Excerpts from an interface dataset:
^^^^^^^^^^^^^^^^

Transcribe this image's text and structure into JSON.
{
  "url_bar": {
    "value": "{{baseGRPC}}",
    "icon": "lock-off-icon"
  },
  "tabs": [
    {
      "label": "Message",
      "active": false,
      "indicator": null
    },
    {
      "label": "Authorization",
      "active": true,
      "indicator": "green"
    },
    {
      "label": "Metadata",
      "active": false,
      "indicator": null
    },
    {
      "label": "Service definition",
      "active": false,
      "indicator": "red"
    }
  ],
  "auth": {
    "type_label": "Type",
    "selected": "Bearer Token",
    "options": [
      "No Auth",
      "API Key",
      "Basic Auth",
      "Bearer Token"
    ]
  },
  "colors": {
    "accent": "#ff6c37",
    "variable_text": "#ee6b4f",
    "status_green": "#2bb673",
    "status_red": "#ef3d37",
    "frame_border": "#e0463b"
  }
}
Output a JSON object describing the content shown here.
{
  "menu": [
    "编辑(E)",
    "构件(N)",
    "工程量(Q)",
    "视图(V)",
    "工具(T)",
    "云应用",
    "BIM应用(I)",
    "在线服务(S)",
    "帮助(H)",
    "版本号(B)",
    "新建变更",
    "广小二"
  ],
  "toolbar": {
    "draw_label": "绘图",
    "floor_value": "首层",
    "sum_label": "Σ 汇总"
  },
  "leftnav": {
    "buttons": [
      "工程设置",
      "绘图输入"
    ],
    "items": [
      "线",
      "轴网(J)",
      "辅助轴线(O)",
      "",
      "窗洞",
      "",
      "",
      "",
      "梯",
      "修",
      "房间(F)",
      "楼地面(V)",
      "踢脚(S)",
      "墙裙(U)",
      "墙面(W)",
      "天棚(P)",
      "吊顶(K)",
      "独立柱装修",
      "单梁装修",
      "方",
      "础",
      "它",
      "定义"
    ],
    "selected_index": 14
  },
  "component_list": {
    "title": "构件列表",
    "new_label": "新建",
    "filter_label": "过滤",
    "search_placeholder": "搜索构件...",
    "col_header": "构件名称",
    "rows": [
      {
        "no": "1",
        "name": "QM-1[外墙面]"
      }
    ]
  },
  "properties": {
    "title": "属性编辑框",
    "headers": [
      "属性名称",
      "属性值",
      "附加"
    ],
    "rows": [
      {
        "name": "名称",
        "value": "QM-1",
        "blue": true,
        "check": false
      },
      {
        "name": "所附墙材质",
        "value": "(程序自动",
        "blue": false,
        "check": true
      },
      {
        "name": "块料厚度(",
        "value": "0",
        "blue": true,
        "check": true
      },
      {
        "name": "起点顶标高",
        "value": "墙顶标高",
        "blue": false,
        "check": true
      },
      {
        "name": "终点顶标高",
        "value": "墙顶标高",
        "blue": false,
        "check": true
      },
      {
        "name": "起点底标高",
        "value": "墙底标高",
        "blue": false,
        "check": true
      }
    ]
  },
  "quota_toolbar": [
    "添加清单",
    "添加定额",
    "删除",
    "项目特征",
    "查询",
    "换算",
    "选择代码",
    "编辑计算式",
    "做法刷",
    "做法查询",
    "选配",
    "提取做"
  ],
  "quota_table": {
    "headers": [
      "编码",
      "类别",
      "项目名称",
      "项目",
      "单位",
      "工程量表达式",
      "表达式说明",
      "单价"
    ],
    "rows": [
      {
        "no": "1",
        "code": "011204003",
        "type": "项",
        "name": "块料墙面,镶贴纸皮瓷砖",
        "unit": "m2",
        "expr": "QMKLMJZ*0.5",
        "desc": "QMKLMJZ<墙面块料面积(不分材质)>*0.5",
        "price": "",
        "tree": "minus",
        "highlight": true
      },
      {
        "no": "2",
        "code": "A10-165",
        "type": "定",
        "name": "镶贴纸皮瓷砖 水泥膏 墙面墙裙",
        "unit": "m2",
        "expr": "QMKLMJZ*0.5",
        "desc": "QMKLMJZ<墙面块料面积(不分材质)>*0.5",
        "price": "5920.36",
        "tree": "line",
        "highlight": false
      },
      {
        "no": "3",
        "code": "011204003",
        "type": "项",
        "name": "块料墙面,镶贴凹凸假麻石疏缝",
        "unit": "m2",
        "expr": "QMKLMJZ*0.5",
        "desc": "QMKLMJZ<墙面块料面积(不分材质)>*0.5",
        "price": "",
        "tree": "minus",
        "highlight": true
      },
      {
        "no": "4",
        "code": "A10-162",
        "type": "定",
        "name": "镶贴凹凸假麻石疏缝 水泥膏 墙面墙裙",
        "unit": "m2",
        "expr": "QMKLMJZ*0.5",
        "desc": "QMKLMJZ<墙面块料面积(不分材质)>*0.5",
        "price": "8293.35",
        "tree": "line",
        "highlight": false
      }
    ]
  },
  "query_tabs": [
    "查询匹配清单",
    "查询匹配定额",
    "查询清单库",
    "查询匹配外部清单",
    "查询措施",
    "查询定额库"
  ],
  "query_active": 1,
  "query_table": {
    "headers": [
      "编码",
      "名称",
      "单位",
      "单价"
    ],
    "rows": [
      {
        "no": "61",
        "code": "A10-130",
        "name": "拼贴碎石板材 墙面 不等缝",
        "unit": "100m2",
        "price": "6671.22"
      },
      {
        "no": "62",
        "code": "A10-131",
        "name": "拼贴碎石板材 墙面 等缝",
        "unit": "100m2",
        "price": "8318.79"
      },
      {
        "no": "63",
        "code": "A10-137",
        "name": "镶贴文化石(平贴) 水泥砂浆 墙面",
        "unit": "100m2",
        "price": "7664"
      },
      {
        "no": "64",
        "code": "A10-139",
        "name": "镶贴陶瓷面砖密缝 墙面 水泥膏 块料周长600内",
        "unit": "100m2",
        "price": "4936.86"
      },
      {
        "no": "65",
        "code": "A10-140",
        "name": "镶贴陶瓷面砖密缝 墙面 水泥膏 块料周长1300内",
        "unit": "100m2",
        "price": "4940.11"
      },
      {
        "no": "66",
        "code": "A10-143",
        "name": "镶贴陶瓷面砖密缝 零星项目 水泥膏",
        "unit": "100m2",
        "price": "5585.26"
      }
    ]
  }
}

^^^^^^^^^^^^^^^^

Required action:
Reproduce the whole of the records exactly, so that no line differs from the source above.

Response:
Transcribe this image's text and structure into JSON.
{
  "url_bar": {
    "value": "{{baseGRPC}}",
    "icon": "lock-off-icon"
  },
  "tabs": [
    {
      "label": "Message",
      "active": false,
      "indicator": null
    },
    {
      "label": "Authorization",
      "active": true,
      "indicator": "green"
    },
    {
      "label": "Metadata",
      "active": false,
      "indicator": null
    },
    {
      "label": "Service definition",
      "active": false,
      "indicator": "red"
    }
  ],
  "auth": {
    "type_label": "Type",
    "selected": "Bearer Token",
    "options": [
      "No Auth",
      "API Key",
      "Basic Auth",
      "Bearer Token"
    ]
  },
  "colors": {
    "accent": "#ff6c37",
    "variable_text": "#ee6b4f",
    "status_green": "#2bb673",
    "status_red": "#ef3d37",
    "frame_border": "#e0463b"
  }
}
Output a JSON object describing the content shown here.
{
  "menu": [
    "编辑(E)",
    "构件(N)",
    "工程量(Q)",
    "视图(V)",
    "工具(T)",
    "云应用",
    "BIM应用(I)",
    "在线服务(S)",
    "帮助(H)",
    "版本号(B)",
    "新建变更",
    "广小二"
  ],
  "toolbar": {
    "draw_label": "绘图",
    "floor_value": "首层",
    "sum_label": "Σ 汇总"
  },
  "leftnav": {
    "buttons": [
      "工程设置",
      "绘图输入"
    ],
    "items": [
      "线",
      "轴网(J)",
      "辅助轴线(O)",
      "",
      "窗洞",
      "",
      "",
      "",
      "梯",
      "修",
      "房间(F)",
      "楼地面(V)",
      "踢脚(S)",
      "墙裙(U)",
      "墙面(W)",
      "天棚(P)",
      "吊顶(K)",
      "独立柱装修",
      "单梁装修",
      "方",
      "础",
      "它",
      "定义"
    ],
    "selected_index": 14
  },
  "component_list": {
    "title": "构件列表",
    "new_label": "新建",
    "filter_label": "过滤",
    "search_placeholder": "搜索构件...",
    "col_header": "构件名称",
    "rows": [
      {
        "no": "1",
        "name": "QM-1[外墙面]"
      }
    ]
  },
  "properties": {
    "title": "属性编辑框",
    "headers": [
      "属性名称",
      "属性值",
      "附加"
    ],
    "rows": [
      {
        "name": "名称",
        "value": "QM-1",
        "blue": true,
        "check": false
      },
      {
        "name": "所附墙材质",
        "value": "(程序自动",
        "blue": false,
        "check": true
      },
      {
        "name": "块料厚度(",
        "value": "0",
        "blue": true,
        "check": true
      },
      {
        "name": "起点顶标高",
        "value": "墙顶标高",
        "blue": false,
        "check": true
      },
      {
        "name": "终点顶标高",
        "value": "墙顶标高",
        "blue": false,
        "check": true
      },
      {
        "name": "起点底标高",
        "value": "墙底标高",
        "blue": false,
        "check": true
      }
    ]
  },
  "quota_toolbar": [
    "添加清单",
    "添加定额",
    "删除",
    "项目特征",
    "查询",
    "换算",
    "选择代码",
    "编辑计算式",
    "做法刷",
    "做法查询",
    "选配",
    "提取做"
  ],
  "quota_table": {
    "headers": [
      "编码",
      "类别",
      "项目名称",
      "项目",
      "单位",
      "工程量表达式",
      "表达式说明",
      "单价"
    ],
    "rows": [
      {
        "no": "1",
        "code": "011204003",
        "type": "项",
        "name": "块料墙面,镶贴纸皮瓷砖",
        "unit": "m2",
        "expr": "QMKLMJZ*0.5",
        "desc": "QMKLMJZ<墙面块料面积(不分材质)>*0.5",
        "price": "",
        "tree": "minus",
        "highlight": true
      },
      {
        "no": "2",
        "code": "A10-165",
        "type": "定",
        "name": "镶贴纸皮瓷砖 水泥膏 墙面墙裙",
        "unit": "m2",
        "expr": "QMKLMJZ*0.5",
        "desc": "QMKLMJZ<墙面块料面积(不分材质)>*0.5",
        "price": "5920.36",
        "tree": "line",
        "highlight": false
      },
      {
        "no": "3",
        "code": "011204003",
        "type": "项",
        "name": "块料墙面,镶贴凹凸假麻石疏缝",
        "unit": "m2",
        "expr": "QMKLMJZ*0.5",
        "desc": "QMKLMJZ<墙面块料面积(不分材质)>*0.5",
        "price": "",
        "tree": "minus",
        "highlight": true
      },
      {
        "no": "4",
        "code": "A10-162",
        "type": "定",
        "name": "镶贴凹凸假麻石疏缝 水泥膏 墙面墙裙",
        "unit": "m2",
        "expr": "QMKLMJZ*0.5",
        "desc": "QMKLMJZ<墙面块料面积(不分材质)>*0.5",
        "price": "8293.35",
        "tree": "line",
        "highlight": false
      }
    ]
  },
  "query_tabs": [
    "查询匹配清单",
    "查询匹配定额",
    "查询清单库",
    "查询匹配外部清单",
    "查询措施",
    "查询定额库"
  ],
  "query_active": 1,
  "query_table": {
    "headers": [
      "编码",
      "名称",
      "单位",
      "单价"
    ],
    "rows": [
      {
        "no": "61",
        "code": "A10-130",
        "name": "拼贴碎石板材 墙面 不等缝",
        "unit": "100m2",
        "price": "6671.22"
      },
      {
        "no": "62",
        "code": "A10-131",
        "name": "拼贴碎石板材 墙面 等缝",
        "unit": "100m2",
        "price": "8318.79"
      },
      {
        "no": "63",
        "code": "A10-137",
        "name": "镶贴文化石(平贴) 水泥砂浆 墙面",
        "unit": "100m2",
        "price": "7664"
      },
      {
        "no": "64",
        "code": "A10-139",
        "name": "镶贴陶瓷面砖密缝 墙面 水泥膏 块料周长600内",
        "unit": "100m2",
        "price": "4936.86"
      },
      {
        "no": "65",
        "code": "A10-140",
        "name": "镶贴陶瓷面砖密缝 墙面 水泥膏 块料周长1300内",
        "unit": "100m2",
        "price": "4940.11"
      },
      {
        "no": "66",
        "code": "A10-143",
        "name": "镶贴陶瓷面砖密缝 零星项目 水泥膏",
        "unit": "100m2",
        "price": "5585.26"
      }
    ]
  }
}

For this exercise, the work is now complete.